WHAT YOU WILL DO: Filter the listing below down to the lines with the word "updated" and copy those.

########################################

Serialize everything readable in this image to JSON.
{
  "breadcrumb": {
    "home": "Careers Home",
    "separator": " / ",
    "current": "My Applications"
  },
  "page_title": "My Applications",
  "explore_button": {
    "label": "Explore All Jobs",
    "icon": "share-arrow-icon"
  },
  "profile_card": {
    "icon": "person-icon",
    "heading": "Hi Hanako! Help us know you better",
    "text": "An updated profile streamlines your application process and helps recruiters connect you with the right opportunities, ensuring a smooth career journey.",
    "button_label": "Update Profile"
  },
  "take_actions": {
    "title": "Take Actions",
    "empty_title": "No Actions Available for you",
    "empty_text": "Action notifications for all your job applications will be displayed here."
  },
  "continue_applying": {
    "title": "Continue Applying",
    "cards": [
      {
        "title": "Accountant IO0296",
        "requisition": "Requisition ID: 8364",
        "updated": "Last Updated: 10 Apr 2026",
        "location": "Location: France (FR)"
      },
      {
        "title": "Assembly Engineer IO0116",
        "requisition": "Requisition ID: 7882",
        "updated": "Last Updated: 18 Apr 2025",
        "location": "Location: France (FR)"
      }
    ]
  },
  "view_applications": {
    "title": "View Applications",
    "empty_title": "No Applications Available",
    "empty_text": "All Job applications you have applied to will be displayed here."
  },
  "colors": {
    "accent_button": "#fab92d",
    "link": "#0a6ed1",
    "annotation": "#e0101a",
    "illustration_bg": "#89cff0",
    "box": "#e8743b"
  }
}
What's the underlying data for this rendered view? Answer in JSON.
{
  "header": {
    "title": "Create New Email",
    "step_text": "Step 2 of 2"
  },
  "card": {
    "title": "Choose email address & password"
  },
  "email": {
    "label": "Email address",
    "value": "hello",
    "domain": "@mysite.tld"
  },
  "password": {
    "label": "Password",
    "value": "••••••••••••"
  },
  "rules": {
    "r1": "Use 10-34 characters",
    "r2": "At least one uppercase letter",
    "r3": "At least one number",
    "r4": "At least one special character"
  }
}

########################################

YOUR SOLUTION:
    "text": "An updated profile streamlines your application process and helps recruiters connect you with the right opportunities, ensuring a smooth career journey.",
        "updated": "Last Updated: 10 Apr 2026",
        "updated": "Last Updated: 18 Apr 2025",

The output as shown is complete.